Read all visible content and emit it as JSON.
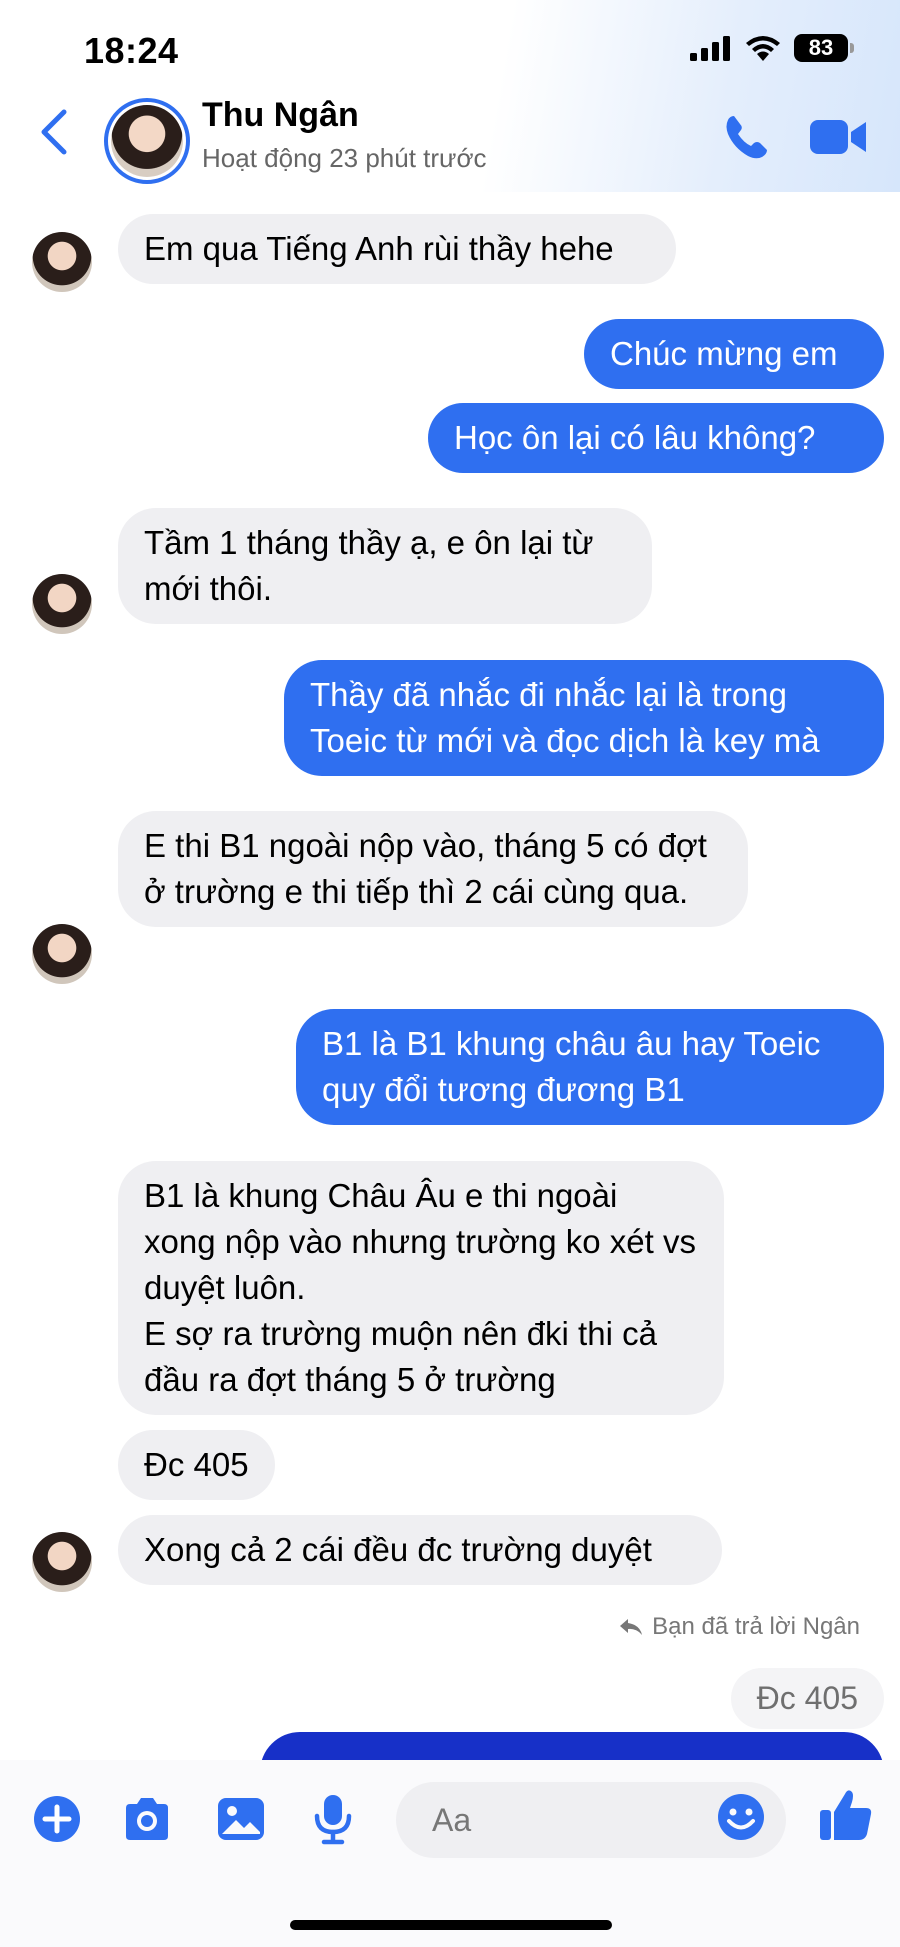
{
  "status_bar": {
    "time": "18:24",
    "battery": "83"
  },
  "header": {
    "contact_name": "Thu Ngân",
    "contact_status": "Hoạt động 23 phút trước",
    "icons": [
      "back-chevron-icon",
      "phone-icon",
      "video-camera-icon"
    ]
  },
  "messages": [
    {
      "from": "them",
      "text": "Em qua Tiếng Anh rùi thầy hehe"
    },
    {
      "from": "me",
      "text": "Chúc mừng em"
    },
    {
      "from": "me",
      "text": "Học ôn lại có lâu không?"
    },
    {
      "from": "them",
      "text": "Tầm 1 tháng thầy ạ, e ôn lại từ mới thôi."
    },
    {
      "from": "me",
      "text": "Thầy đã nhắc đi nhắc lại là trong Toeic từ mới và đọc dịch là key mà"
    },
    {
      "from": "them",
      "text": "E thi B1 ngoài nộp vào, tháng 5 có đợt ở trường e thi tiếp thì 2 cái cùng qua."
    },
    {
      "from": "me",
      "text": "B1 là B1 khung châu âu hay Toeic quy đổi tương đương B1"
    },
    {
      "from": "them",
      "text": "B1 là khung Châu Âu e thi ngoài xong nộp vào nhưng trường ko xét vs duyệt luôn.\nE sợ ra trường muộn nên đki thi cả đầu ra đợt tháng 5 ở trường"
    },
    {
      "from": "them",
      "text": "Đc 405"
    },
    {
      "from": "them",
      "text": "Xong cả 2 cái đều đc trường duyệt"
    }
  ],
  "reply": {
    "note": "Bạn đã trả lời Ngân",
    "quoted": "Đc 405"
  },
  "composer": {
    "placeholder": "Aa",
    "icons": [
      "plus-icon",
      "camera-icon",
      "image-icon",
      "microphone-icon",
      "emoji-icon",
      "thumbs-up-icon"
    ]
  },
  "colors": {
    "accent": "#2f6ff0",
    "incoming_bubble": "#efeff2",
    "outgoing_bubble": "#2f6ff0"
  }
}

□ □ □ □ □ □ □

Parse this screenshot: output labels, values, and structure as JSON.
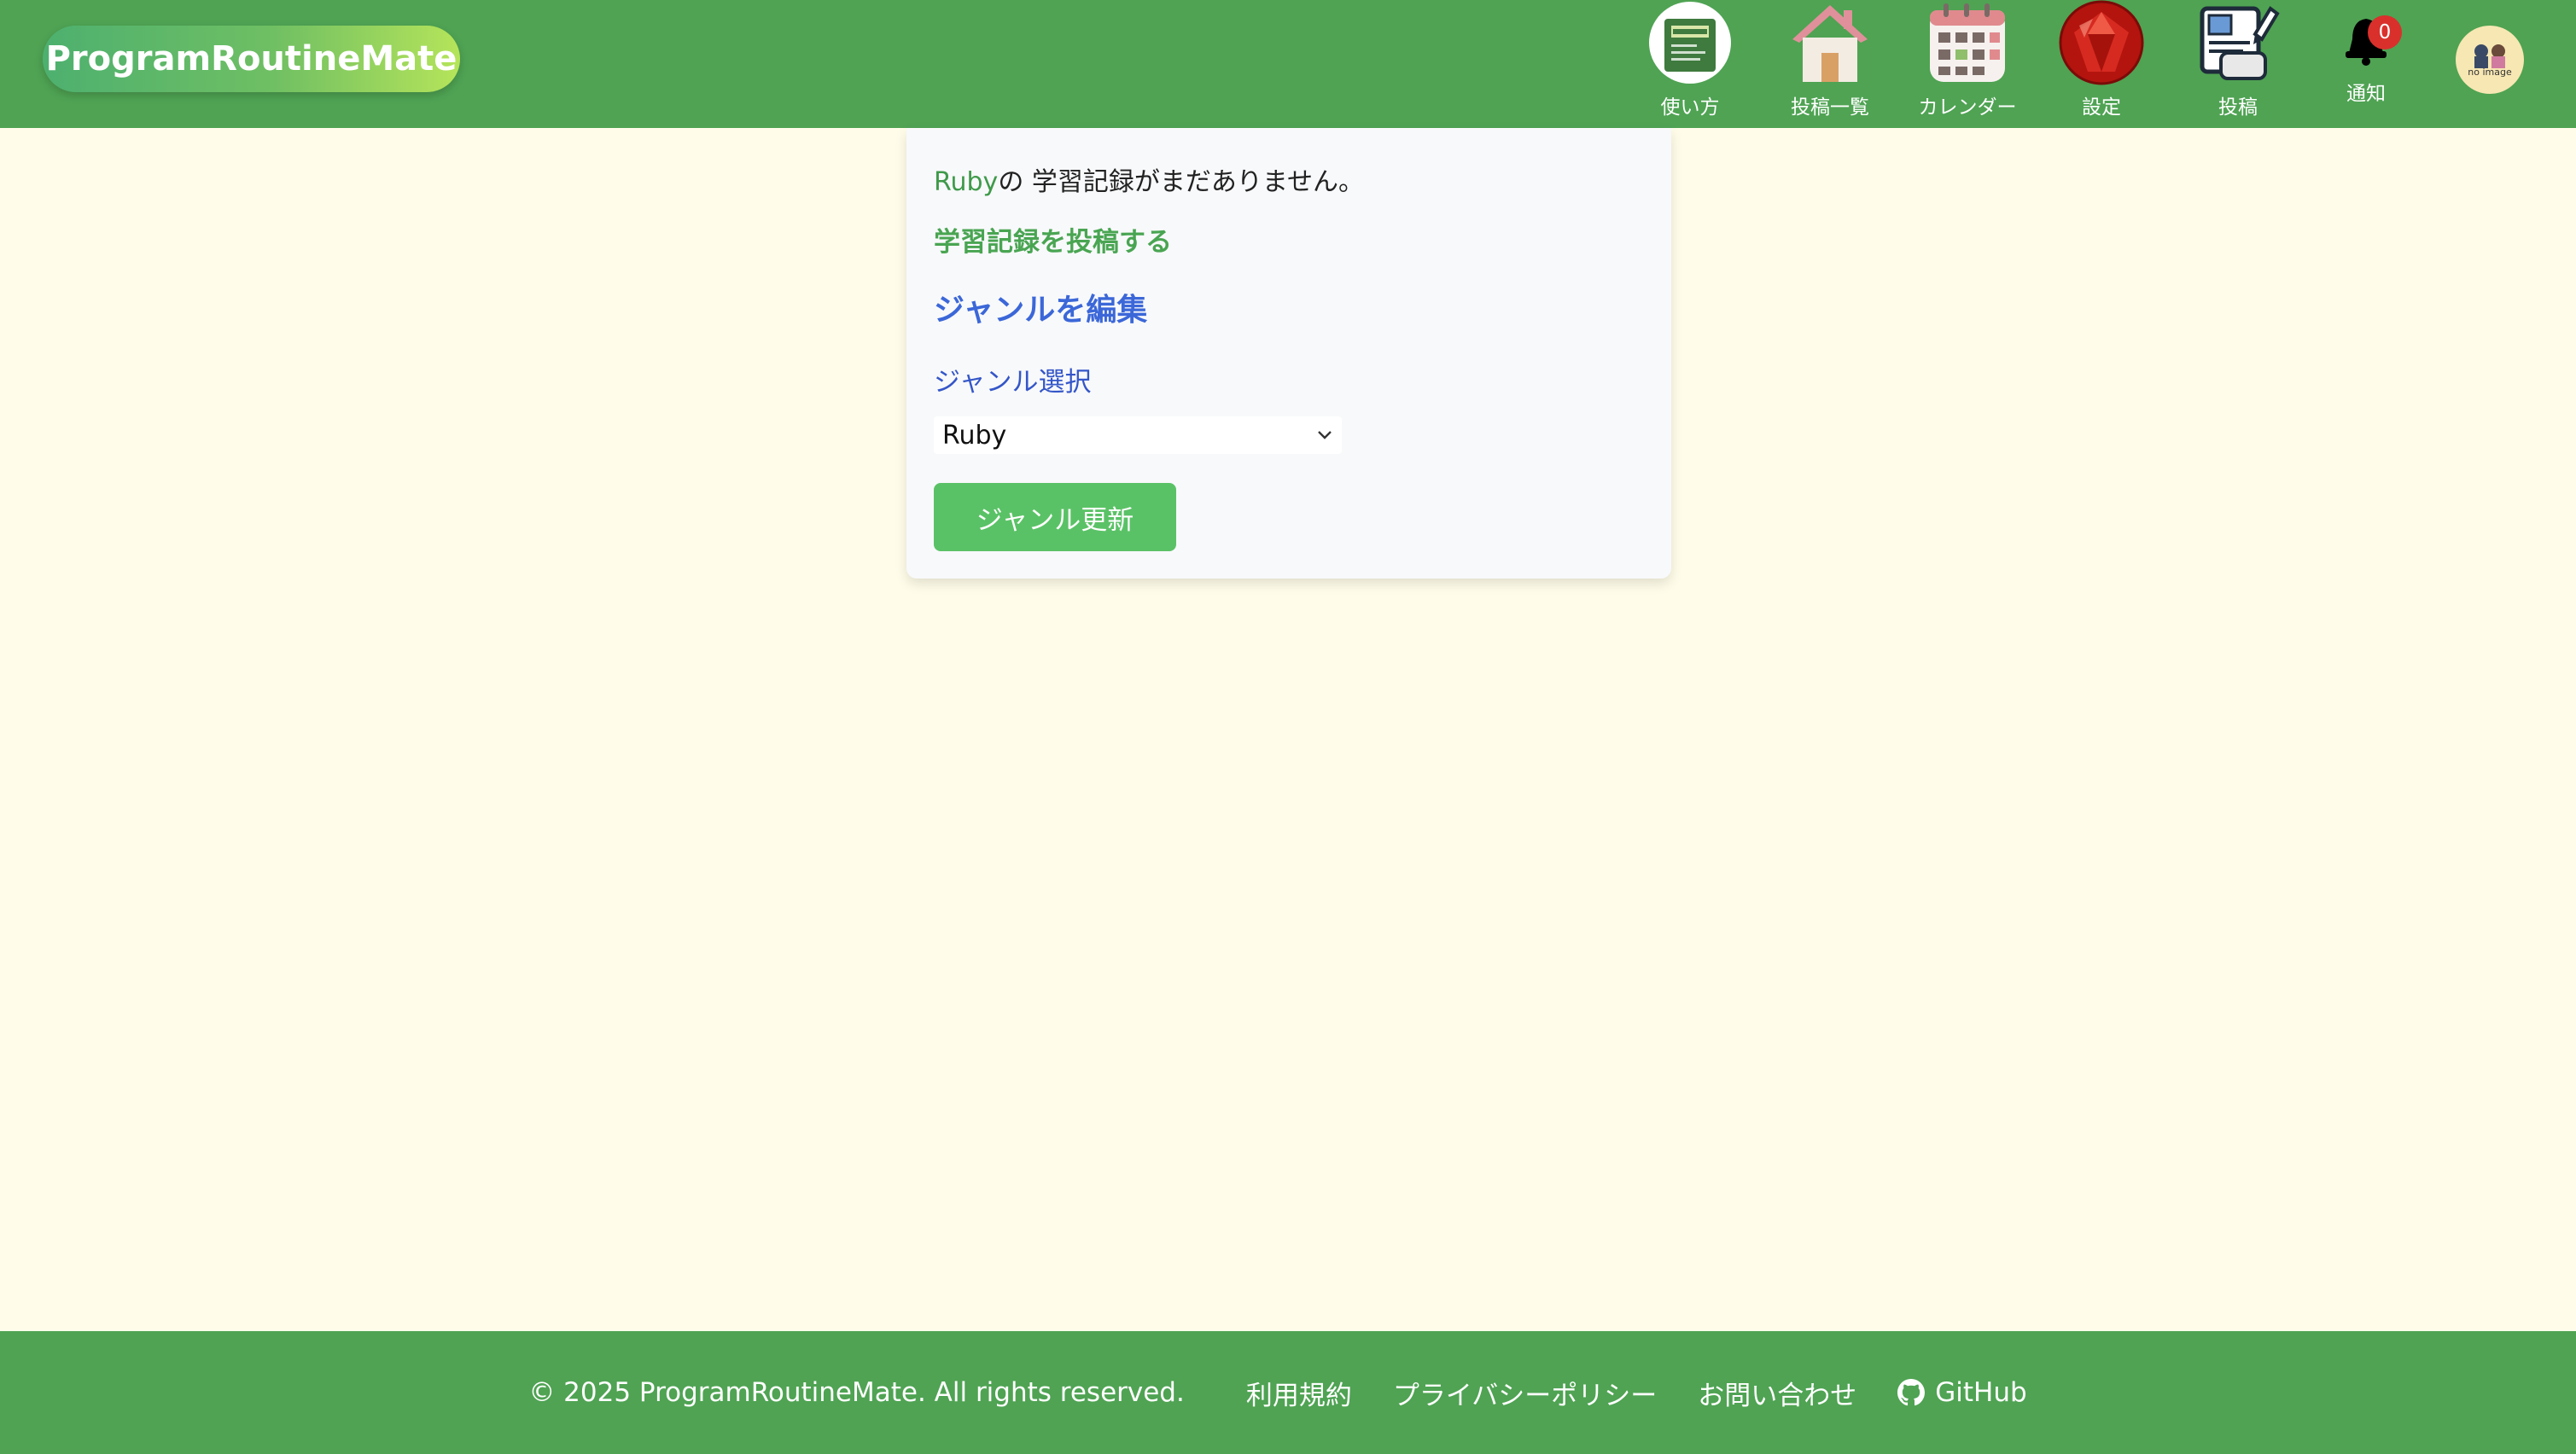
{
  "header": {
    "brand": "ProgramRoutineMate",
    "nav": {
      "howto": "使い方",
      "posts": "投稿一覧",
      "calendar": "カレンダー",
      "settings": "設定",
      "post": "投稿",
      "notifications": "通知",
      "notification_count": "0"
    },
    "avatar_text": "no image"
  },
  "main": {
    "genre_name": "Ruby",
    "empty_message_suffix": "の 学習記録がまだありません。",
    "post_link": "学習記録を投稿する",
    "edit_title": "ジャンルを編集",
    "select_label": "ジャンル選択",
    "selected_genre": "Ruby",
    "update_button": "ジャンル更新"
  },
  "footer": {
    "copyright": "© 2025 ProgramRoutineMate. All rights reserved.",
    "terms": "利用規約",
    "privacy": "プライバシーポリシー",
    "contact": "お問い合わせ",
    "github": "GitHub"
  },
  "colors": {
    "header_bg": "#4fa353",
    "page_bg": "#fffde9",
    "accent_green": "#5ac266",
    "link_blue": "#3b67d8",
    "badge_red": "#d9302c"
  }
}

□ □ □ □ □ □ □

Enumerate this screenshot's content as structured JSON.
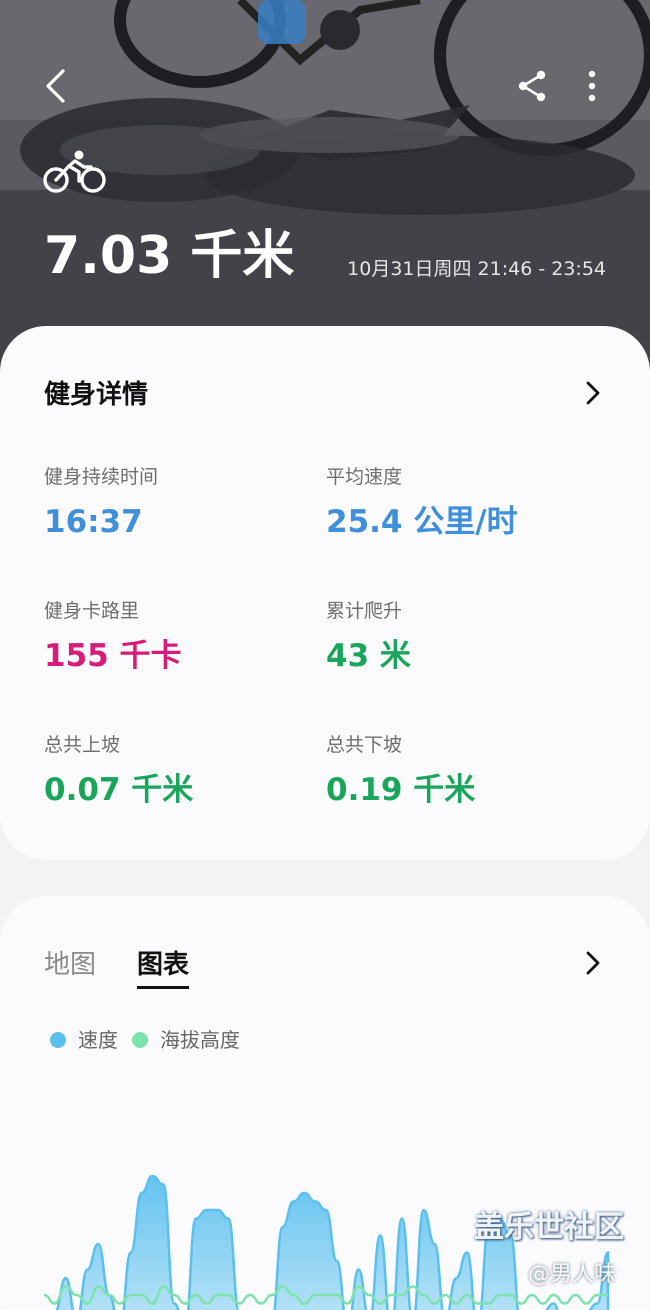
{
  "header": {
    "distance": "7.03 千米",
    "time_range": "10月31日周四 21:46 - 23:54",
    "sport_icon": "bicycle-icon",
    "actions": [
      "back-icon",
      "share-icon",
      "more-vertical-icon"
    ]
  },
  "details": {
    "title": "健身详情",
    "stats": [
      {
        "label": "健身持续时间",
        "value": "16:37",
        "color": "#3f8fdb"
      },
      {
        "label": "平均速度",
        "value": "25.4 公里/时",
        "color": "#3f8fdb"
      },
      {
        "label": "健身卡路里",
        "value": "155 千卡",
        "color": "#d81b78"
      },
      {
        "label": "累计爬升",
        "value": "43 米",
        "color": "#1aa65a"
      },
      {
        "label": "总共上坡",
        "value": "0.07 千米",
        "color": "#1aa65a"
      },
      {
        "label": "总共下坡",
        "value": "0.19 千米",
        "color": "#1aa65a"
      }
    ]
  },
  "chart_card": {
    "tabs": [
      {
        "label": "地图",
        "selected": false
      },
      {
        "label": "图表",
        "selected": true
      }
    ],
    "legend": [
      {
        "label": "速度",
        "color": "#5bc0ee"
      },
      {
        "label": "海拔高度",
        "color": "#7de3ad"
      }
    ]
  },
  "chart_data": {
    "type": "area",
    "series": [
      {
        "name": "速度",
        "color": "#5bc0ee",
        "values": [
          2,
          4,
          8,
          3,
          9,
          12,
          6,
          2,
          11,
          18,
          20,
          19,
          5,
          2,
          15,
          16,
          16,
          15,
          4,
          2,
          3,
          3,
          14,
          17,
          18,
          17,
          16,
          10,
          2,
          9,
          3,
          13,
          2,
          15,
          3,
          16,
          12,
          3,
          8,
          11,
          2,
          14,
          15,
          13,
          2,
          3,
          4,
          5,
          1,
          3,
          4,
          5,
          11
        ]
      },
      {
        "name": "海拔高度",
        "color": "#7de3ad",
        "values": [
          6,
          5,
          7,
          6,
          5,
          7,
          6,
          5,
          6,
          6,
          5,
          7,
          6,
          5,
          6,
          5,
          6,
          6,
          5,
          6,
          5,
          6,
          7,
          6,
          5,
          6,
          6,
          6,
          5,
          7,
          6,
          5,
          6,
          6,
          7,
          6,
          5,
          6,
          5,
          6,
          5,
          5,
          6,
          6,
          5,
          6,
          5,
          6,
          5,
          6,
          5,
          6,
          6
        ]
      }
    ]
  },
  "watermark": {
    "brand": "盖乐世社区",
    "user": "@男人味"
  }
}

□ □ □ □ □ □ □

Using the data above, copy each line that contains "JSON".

Read all visible content and emit it as JSON.
Parse this screenshot: output labels, values, and structure as JSON.
Enumerate this screenshot's content as structured JSON.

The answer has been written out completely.